Isn’t this contradictory: zoom in for more bokeh (step 2, which is true), but doing so makes it harder to get bokeh (step 4, which is false)?
Did I miss something here?
You bring up a good point. Both statements are true. Zooming in is good for bokeh. The caveat is that most cameras decrease aperture as you zoom in. And small aperture is bad for bokeh. I guess the question boils down to whether bokeh lost by changing of aperture is regained by zooming in. That depends on a specific camera.
What camera do you have?
Well, Bokeh is pretty much out of the question with my Canan A640 P&S, unless, of course, I’m shooting in Macro (oh wait, I can blur the hek out of stuff in the background using Lightroom!…whoohoo! I’ll get some serious Bokeh…who cares if after all that the picture itselfis no good!) At any rate, one of these days, I’ll own a DSLR (I’ve got my eye on the Nikon D3200).
Anyway, I get what you’re saying.
Thanks again for a good article,
Keith R. Starkey
hello sir i have a canon SX 150 IS camera and i want to learn the bokeh effect, portraits clicking and many more things which is possible with my camera. please help
hello sir ,
im jose from india.im thinkin of buying a sony hx300 point and shoot for bokeh photography.will it do justice if not , then would u pls recommend any gud DSLR camera-lens combo with price range below 630 dollars.
the Sony HX300 inspite of its DSLR-like looks is not ideal for bokeh photography and that is primarily due to its small sensor size.

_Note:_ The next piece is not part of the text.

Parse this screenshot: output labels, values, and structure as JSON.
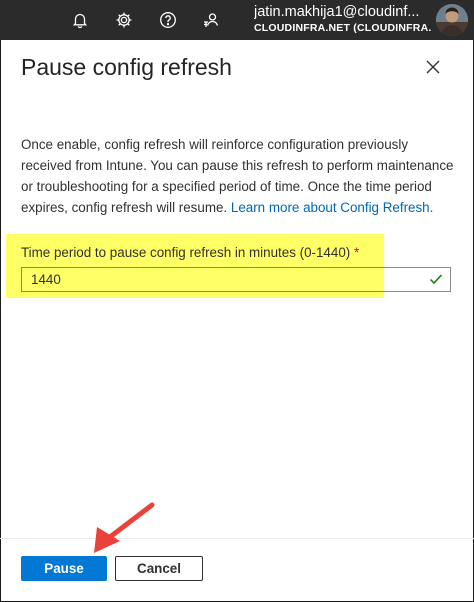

HX300 features a 1/2.3″ sensor which is tiny, that is 6.17 x 4.55 millimeters. you can get an idea of its bokeh capability by comparing it to lens that Nasim has used for his photos here.
you might have already bought the camera though, so you may already know it first hand.
I have a Nikon p500 and am filming a music video and want to do the bokeh video effect like this:
would this be possible with my camera?